Paulo Bessa wrote:Hello Jess!
I have been to India in October 2011. I was nearly 2 weeks in Kerala, and then I moved nearly 2 weeks in Auroville.
Kerala is a tropical moist forest, with amazing biodiversity in the home gardens of the common families.
The natural forests range from the seaside coconuts (with understories of nutmegs, taros, cinnamon, peppercorns, etc) to midmountain forests of mostly cardamons (such a scent!), to more higher plantations of coffee, tea, silky oak trees, amongst eucalyptus forests that are mixed in many other tropical trees, so far unknown to me, I remember seeing lantanas and chritmas euphorbias in the understory, and some of these high diversity forests would entend up to 2100 meter high (in the mountains of the western ghats). The home gardens of families are a lot of these spicy species, medicinal herbs, perennials (mostly a high diversity trees that provides shade and mulching, climbing species and shrubs in the understory, some spots with more shade, some with more sun, some with more misture, others with less). Its real forest gardens, even if they are not intentionally designed as such. I was fascinated by these forests and gardens!

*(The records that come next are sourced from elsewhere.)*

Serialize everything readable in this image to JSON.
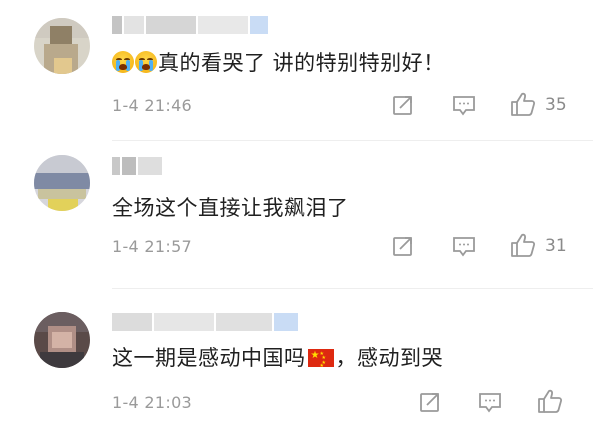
{
  "comments": [
    {
      "content_text": "真的看哭了 讲的特别特别好！",
      "timestamp": "1-4 21:46",
      "like_count": "35",
      "leading_emoji": "loudly-crying-face x2"
    },
    {
      "content_text": "全场这个直接让我飙泪了",
      "timestamp": "1-4 21:57",
      "like_count": "31"
    },
    {
      "content_before": "这一期是感动中国吗",
      "inline_emoji": "china-flag",
      "content_after": "，感动到哭",
      "timestamp": "1-4 21:03",
      "like_count": ""
    }
  ],
  "icons": {
    "share": "share-icon",
    "comment": "comment-icon",
    "like": "thumbs-up-icon"
  },
  "colors": {
    "text": "#1f1f1f",
    "meta": "#9a9a9a",
    "divider": "#eeeeee",
    "username_highlight": "#c9dcf5"
  }
}
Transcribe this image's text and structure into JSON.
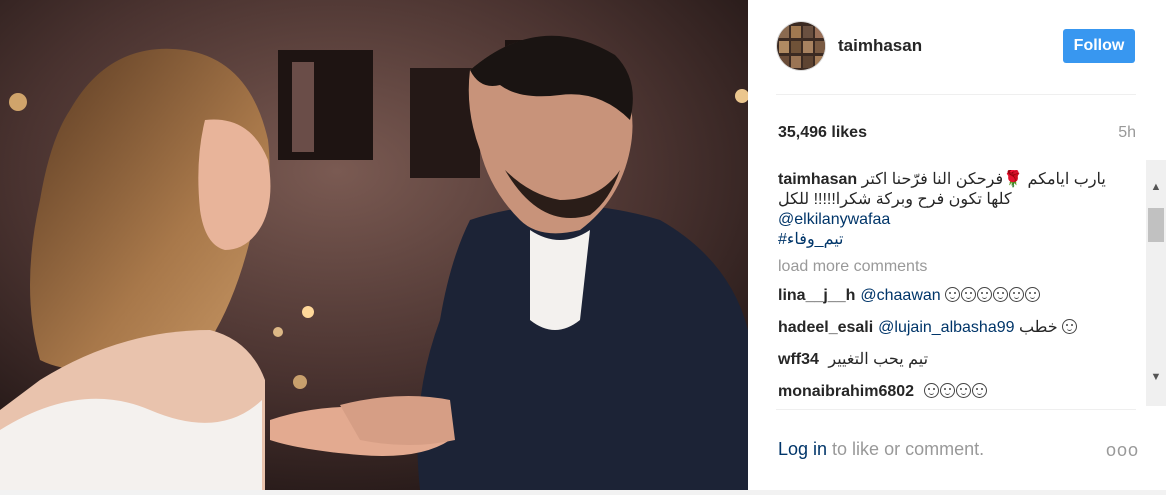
{
  "post": {
    "username": "taimhasan",
    "follow_label": "Follow",
    "likes": "35,496 likes",
    "time": "5h",
    "caption_user": "taimhasan",
    "caption_line1": "يارب ايامكم  🌹فرحكن النا فرّحنا اكتر",
    "caption_line2": "كلها تكون فرح وبركة شكرا!!!!! للكل",
    "caption_mention": "@elkilanywafaa",
    "caption_hashtag": "#تيم_وفاء",
    "load_more": "load more comments"
  },
  "comments": [
    {
      "user": "lina__j__h",
      "mention": "@chaawan",
      "text": "",
      "emojis": 6
    },
    {
      "user": "hadeel_esali",
      "mention": "@lujain_albasha99",
      "text": "خطب",
      "emojis": 1
    },
    {
      "user": "wff34",
      "mention": "",
      "text": "تيم يحب التغيير",
      "emojis": 0
    },
    {
      "user": "monaibrahim6802",
      "mention": "",
      "text": "",
      "emojis": 4
    }
  ],
  "footer": {
    "login": "Log in",
    "rest": " to like or comment.",
    "more": "ooo"
  },
  "colors": {
    "follow_bg": "#3897f0",
    "link": "#003569",
    "muted": "#999999"
  }
}
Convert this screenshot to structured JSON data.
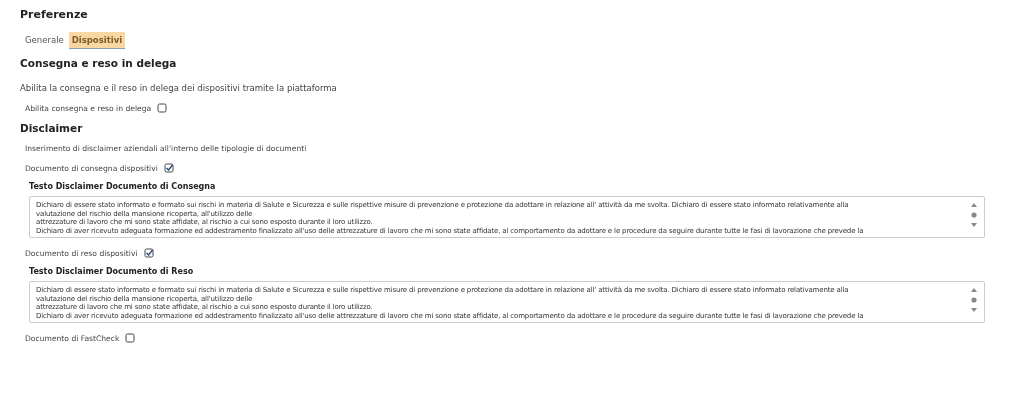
{
  "page_title": "Preferenze",
  "tabs": [
    {
      "label": "Generale",
      "selected": false
    },
    {
      "label": "Dispositivi",
      "selected": true
    }
  ],
  "delegation": {
    "heading": "Consegna e reso in delega",
    "description": "Abilita la consegna e il reso in delega dei dispositivi tramite la piattaforma",
    "option": {
      "label": "Abilita consegna e reso in delega",
      "checked": false
    }
  },
  "disclaimer": {
    "heading": "Disclaimer",
    "description": "Inserimento di disclaimer aziendali all'interno delle tipologie di documenti",
    "documents": [
      {
        "label": "Documento di consegna dispositivi",
        "checked": true,
        "text_heading": "Testo Disclaimer Documento di Consegna",
        "text_lines": [
          "Dichiaro di essere stato informato e formato sui rischi in materia di Salute e Sicurezza e sulle rispettive misure di prevenzione e protezione da adottare in relazione all' attività da me svolta. Dichiaro di essere stato informato relativamente alla",
          "valutazione del rischio della mansione ricoperta, all'utilizzo delle",
          "attrezzature di lavoro che mi sono state affidate, al rischio a cui sono esposto durante il loro utilizzo.",
          "Dichiaro di aver ricevuto adeguata formazione ed addestramento finalizzato all'uso delle attrezzature di lavoro che mi sono state affidate, al comportamento da adottare e le procedure da seguire durante tutte le fasi di lavorazione che prevede la"
        ]
      },
      {
        "label": "Documento di reso dispositivi",
        "checked": true,
        "text_heading": "Testo Disclaimer Documento di Reso",
        "text_lines": [
          "Dichiaro di essere stato informato e formato sui rischi in materia di Salute e Sicurezza e sulle rispettive misure di prevenzione e protezione da adottare in relazione all' attività da me svolta. Dichiaro di essere stato informato relativamente alla",
          "valutazione del rischio della mansione ricoperta, all'utilizzo delle",
          "attrezzature di lavoro che mi sono state affidate, al rischio a cui sono esposto durante il loro utilizzo.",
          "Dichiaro di aver ricevuto adeguata formazione ed addestramento finalizzato all'uso delle attrezzature di lavoro che mi sono state affidate, al comportamento da adottare e le procedure da seguire durante tutte le fasi di lavorazione che prevede la"
        ]
      },
      {
        "label": "Documento di FastCheck",
        "checked": false
      }
    ]
  }
}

East of the western ghats (in Tamil Nadu state) the landscape is much drier, and you can find a vegetation, still very diverse, but more typical f a tropical savanna, with drought tolerant species. Auroville is on the coast of Tamil Nadu, where vegetation is a little bit more humid again. But basically they recver a semi-desert landscape back to the original dry tropical forest. That is quite impressive. They also have purposeful plantations of perennials and tropical trees and systems of swales in some of their subcommunities within auroville. Overall, aurville does more permaculture than several ecovillages I visited in Europe. And definitively way more self-sufficient than most communities.
Blaine, just a comment you don't take 8 hours between Kerala and Auroville. That is overly optimistic You take 2 days at minimum. Or more comfortably a 3 hour flight. Travelling in India is quite exausting and it is not the same as travelling in Europe or N America. But I did enjoy Auroville a lot!

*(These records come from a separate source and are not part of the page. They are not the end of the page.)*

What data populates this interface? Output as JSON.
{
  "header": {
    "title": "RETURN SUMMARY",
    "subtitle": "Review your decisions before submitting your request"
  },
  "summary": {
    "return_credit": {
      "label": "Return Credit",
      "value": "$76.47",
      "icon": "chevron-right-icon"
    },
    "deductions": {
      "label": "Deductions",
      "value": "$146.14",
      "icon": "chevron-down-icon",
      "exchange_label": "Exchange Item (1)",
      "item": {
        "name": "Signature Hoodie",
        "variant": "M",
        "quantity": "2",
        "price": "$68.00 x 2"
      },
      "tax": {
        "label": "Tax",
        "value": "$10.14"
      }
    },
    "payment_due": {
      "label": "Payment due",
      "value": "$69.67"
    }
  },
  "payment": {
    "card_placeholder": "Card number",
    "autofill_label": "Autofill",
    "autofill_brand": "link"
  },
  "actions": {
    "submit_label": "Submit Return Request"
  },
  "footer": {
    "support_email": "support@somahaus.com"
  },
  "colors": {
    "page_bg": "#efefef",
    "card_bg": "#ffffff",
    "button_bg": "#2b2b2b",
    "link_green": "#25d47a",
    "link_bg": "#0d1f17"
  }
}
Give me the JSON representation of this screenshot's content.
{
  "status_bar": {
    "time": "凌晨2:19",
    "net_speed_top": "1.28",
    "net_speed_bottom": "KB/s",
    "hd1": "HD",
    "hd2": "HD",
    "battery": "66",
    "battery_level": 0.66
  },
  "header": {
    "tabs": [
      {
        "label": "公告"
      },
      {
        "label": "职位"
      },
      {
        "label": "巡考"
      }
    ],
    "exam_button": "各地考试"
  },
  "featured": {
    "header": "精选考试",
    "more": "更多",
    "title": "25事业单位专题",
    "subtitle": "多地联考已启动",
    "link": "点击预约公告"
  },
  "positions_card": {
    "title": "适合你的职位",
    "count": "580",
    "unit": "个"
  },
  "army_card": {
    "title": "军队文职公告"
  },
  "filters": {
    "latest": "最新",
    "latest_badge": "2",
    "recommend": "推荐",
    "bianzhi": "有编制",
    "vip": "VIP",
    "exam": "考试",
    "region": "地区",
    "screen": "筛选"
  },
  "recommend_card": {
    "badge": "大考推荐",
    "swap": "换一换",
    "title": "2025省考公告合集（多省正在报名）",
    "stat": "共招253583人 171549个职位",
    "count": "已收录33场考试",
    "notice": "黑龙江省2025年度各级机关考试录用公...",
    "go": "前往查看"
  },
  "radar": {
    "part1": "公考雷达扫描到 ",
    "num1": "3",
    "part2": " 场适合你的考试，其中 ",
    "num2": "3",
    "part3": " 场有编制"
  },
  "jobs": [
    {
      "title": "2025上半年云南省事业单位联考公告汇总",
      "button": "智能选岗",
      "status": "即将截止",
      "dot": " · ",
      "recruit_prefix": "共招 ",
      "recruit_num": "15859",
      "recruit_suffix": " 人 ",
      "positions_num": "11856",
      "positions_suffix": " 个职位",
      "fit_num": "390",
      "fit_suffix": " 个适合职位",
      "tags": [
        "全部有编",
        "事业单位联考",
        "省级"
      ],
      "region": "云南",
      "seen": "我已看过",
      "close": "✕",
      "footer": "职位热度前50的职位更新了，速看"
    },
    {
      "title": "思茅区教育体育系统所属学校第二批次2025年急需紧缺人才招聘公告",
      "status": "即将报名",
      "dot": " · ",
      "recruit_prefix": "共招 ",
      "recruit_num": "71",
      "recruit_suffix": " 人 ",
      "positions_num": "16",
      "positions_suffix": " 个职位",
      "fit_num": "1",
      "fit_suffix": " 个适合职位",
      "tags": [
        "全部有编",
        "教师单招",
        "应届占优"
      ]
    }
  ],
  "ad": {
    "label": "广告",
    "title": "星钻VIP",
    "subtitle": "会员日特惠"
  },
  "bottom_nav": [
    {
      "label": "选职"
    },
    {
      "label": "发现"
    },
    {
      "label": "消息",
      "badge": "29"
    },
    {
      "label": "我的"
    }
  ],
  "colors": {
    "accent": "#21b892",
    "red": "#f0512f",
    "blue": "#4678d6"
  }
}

Sharifah Nazriah wrote:Hi Jess, I am new to this website. I lost my Job last year and ever since I have been trying to do natural farming. I have a been a staunch environment lover all my life and though its not known here in Malaysia I have been creating my own compost as fertilizers in spite of the strange reactions from my neighbors . I live in a city but I had since purchased three pieces of land of varied geographical nature but after wasted money down the drain trying to make something out of it I have halt the whole projects a few months ago. I plan to live in Kerala for two months next April though June 2016. I have not a clue where I could find the permies out there but I learnt that Kerala have very similar climate as here. Its been a while that you posted your plan to go there I would appreciate if you could share your experience an tips on how to best spent my holiday there as a student of knowledge.